--- Available data Enclosed Below ---

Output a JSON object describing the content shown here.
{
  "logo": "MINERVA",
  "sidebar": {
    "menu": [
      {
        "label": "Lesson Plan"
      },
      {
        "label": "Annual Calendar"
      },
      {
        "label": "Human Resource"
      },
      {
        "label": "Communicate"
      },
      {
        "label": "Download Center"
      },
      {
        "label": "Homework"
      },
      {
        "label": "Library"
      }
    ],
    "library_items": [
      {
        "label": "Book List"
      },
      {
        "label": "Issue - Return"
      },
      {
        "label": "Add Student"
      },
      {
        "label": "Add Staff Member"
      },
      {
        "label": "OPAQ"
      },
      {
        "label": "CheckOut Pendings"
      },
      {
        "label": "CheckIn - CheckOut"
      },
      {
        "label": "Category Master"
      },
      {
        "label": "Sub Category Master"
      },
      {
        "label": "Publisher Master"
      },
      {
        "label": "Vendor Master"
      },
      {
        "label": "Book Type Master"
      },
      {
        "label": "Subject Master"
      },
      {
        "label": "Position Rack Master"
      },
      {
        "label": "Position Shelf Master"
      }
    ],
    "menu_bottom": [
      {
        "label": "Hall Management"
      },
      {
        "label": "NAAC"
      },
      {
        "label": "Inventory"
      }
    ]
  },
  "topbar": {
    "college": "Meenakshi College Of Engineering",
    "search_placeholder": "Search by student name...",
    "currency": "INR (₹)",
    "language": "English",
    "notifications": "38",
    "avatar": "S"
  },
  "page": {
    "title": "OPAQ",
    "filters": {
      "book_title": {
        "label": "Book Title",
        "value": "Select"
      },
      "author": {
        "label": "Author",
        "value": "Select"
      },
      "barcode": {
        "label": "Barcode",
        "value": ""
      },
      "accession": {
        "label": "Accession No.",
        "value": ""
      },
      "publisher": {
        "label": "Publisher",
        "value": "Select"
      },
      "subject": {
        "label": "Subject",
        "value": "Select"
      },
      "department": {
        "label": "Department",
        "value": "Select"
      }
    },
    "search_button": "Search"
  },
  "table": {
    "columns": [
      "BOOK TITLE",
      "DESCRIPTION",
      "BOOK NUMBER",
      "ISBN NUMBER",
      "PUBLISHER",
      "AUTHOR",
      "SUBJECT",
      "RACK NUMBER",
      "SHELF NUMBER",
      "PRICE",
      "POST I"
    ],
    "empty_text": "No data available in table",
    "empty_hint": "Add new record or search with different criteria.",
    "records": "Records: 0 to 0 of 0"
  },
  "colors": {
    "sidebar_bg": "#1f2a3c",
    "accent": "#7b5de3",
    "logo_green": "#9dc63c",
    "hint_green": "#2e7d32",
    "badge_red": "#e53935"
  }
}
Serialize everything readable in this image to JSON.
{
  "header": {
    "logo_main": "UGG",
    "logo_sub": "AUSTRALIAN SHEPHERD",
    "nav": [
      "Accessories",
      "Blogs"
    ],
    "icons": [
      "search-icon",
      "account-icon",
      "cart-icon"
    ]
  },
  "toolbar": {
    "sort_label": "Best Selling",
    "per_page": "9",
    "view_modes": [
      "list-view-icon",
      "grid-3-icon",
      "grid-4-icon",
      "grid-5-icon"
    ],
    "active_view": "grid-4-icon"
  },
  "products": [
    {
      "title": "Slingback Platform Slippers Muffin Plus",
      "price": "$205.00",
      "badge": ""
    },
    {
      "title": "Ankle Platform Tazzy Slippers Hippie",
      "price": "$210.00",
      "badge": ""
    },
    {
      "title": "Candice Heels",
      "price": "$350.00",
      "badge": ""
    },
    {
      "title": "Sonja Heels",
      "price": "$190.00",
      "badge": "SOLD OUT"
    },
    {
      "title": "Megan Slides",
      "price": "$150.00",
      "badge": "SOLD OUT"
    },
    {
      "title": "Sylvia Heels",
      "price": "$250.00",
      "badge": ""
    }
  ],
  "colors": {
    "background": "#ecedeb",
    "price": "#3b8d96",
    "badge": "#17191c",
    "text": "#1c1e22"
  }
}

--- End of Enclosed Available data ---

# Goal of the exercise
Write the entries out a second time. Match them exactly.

# Result of the task
Output a JSON object describing the content shown here.
{
  "logo": "MINERVA",
  "sidebar": {
    "menu": [
      {
        "label": "Lesson Plan"
      },
      {
        "label": "Annual Calendar"
      },
      {
        "label": "Human Resource"
      },
      {
        "label": "Communicate"
      },
      {
        "label": "Download Center"
      },
      {
        "label": "Homework"
      },
      {
        "label": "Library"
      }
    ],
    "library_items": [
      {
        "label": "Book List"
      },
      {
        "label": "Issue - Return"
      },
      {
        "label": "Add Student"
      },
      {
        "label": "Add Staff Member"
      },
      {
        "label": "OPAQ"
      },
      {
        "label": "CheckOut Pendings"
      },
      {
        "label": "CheckIn - CheckOut"
      },
      {
        "label": "Category Master"
      },
      {
        "label": "Sub Category Master"
      },
      {
        "label": "Publisher Master"
      },
      {
        "label": "Vendor Master"
      },
      {
        "label": "Book Type Master"
      },
      {
        "label": "Subject Master"
      },
      {
        "label": "Position Rack Master"
      },
      {
        "label": "Position Shelf Master"
      }
    ],
    "menu_bottom": [
      {
        "label": "Hall Management"
      },
      {
        "label": "NAAC"
      },
      {
        "label": "Inventory"
      }
    ]
  },
  "topbar": {
    "college": "Meenakshi College Of Engineering",
    "search_placeholder": "Search by student name...",
    "currency": "INR (₹)",
    "language": "English",
    "notifications": "38",
    "avatar": "S"
  },
  "page": {
    "title": "OPAQ",
    "filters": {
      "book_title": {
        "label": "Book Title",
        "value": "Select"
      },
      "author": {
        "label": "Author",
        "value": "Select"
      },
      "barcode": {
        "label": "Barcode",
        "value": ""
      },
      "accession": {
        "label": "Accession No.",
        "value": ""
      },
      "publisher": {
        "label": "Publisher",
        "value": "Select"
      },
      "subject": {
        "label": "Subject",
        "value": "Select"
      },
      "department": {
        "label": "Department",
        "value": "Select"
      }
    },
    "search_button": "Search"
  },
  "table": {
    "columns": [
      "BOOK TITLE",
      "DESCRIPTION",
      "BOOK NUMBER",
      "ISBN NUMBER",
      "PUBLISHER",
      "AUTHOR",
      "SUBJECT",
      "RACK NUMBER",
      "SHELF NUMBER",
      "PRICE",
      "POST I"
    ],
    "empty_text": "No data available in table",
    "empty_hint": "Add new record or search with different criteria.",
    "records": "Records: 0 to 0 of 0"
  },
  "colors": {
    "sidebar_bg": "#1f2a3c",
    "accent": "#7b5de3",
    "logo_green": "#9dc63c",
    "hint_green": "#2e7d32",
    "badge_red": "#e53935"
  }
}
Serialize everything readable in this image to JSON.
{
  "header": {
    "logo_main": "UGG",
    "logo_sub": "AUSTRALIAN SHEPHERD",
    "nav": [
      "Accessories",
      "Blogs"
    ],
    "icons": [
      "search-icon",
      "account-icon",
      "cart-icon"
    ]
  },
  "toolbar": {
    "sort_label": "Best Selling",
    "per_page": "9",
    "view_modes": [
      "list-view-icon",
      "grid-3-icon",
      "grid-4-icon",
      "grid-5-icon"
    ],
    "active_view": "grid-4-icon"
  },
  "products": [
    {
      "title": "Slingback Platform Slippers Muffin Plus",
      "price": "$205.00",
      "badge": ""
    },
    {
      "title": "Ankle Platform Tazzy Slippers Hippie",
      "price": "$210.00",
      "badge": ""
    },
    {
      "title": "Candice Heels",
      "price": "$350.00",
      "badge": ""
    },
    {
      "title": "Sonja Heels",
      "price": "$190.00",
      "badge": "SOLD OUT"
    },
    {
      "title": "Megan Slides",
      "price": "$150.00",
      "badge": "SOLD OUT"
    },
    {
      "title": "Sylvia Heels",
      "price": "$250.00",
      "badge": ""
    }
  ],
  "colors": {
    "background": "#ecedeb",
    "price": "#3b8d96",
    "badge": "#17191c",
    "text": "#1c1e22"
  }
}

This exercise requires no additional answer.